Task description. Look through the entries that follow and return each line that has the string "click".

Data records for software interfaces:
[Start of section]

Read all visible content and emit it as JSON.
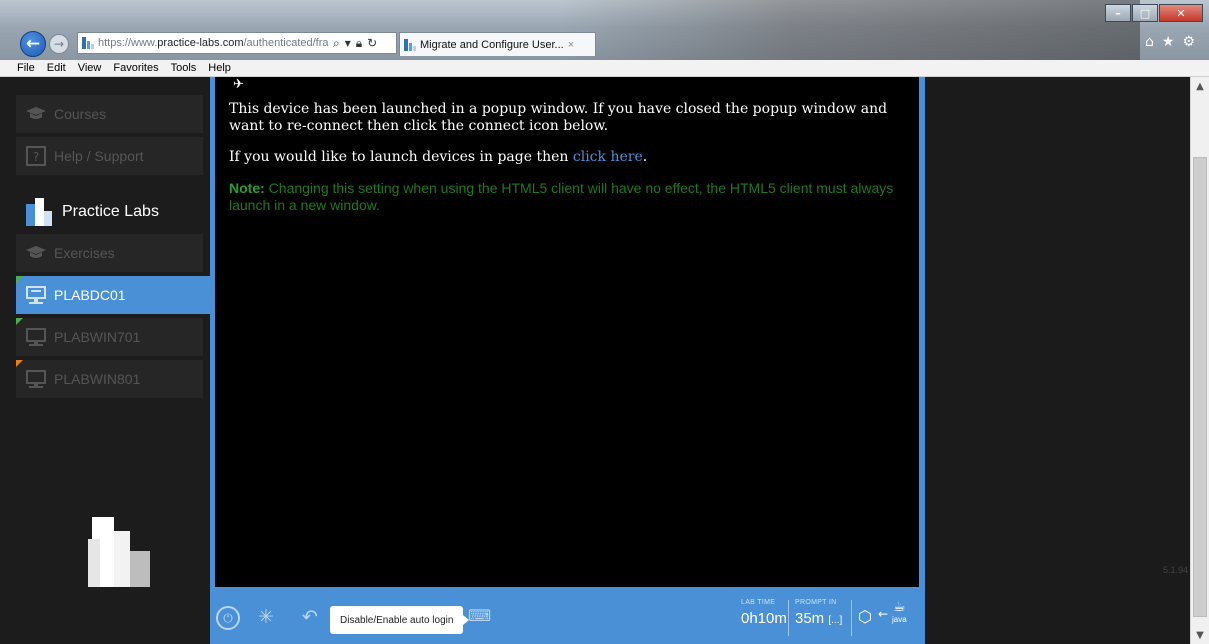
{
  "browser": {
    "url_prefix": "https://www.",
    "url_domain": "practice-labs.com",
    "url_rest": "/authenticated/fra",
    "tab_title": "Migrate and Configure User...",
    "tab_close": "×",
    "icons": [
      "back-arrow-icon",
      "forward-arrow-icon",
      "search-icon",
      "lock-icon",
      "refresh-icon",
      "home-icon",
      "favorites-star-icon",
      "settings-gear-icon"
    ],
    "window_buttons": {
      "minimize": "–",
      "maximize": "□",
      "close": "✕"
    }
  },
  "menubar": [
    "File",
    "Edit",
    "View",
    "Favorites",
    "Tools",
    "Help"
  ],
  "sidebar": {
    "top_items": [
      {
        "label": "Courses",
        "icon": "graduation-cap-icon"
      },
      {
        "label": "Help / Support",
        "icon": "help-question-icon"
      }
    ],
    "brand": "Practice Labs",
    "exercises": {
      "label": "Exercises",
      "icon": "graduation-cap-icon"
    },
    "devices": [
      {
        "label": "PLABDC01",
        "status": "green",
        "active": true
      },
      {
        "label": "PLABWIN701",
        "status": "green",
        "active": false
      },
      {
        "label": "PLABWIN801",
        "status": "orange",
        "active": false
      }
    ]
  },
  "content": {
    "message1": "This device has been launched in a popup window. If you have closed the popup window and want to re-connect then click the connect icon below.",
    "message2_prefix": "If you would like to launch devices in page then ",
    "message2_link": "click here",
    "message2_suffix": ".",
    "note_label": "Note:",
    "note_text": " Changing this setting when using the HTML5 client will have no effect, the HTML5 client must always launch in a new window."
  },
  "toolbar": {
    "tooltip": "Disable/Enable auto login",
    "lab_time_label": "LAB TIME",
    "lab_time_value": "0h10m",
    "prompt_label": "PROMPT IN",
    "prompt_value": "35m",
    "prompt_more": "[...]",
    "java_label": "java"
  },
  "version": "5.1.94",
  "colors": {
    "accent": "#4a90d6",
    "note_green": "#1c7a1c",
    "status_green": "#4caf50",
    "status_orange": "#e67e22"
  }
}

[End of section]

Exercise solution.
    "message1": "This device has been launched in a popup window. If you have closed the popup window and want to re-connect then click the connect icon below.",
    "message2_link": "click here",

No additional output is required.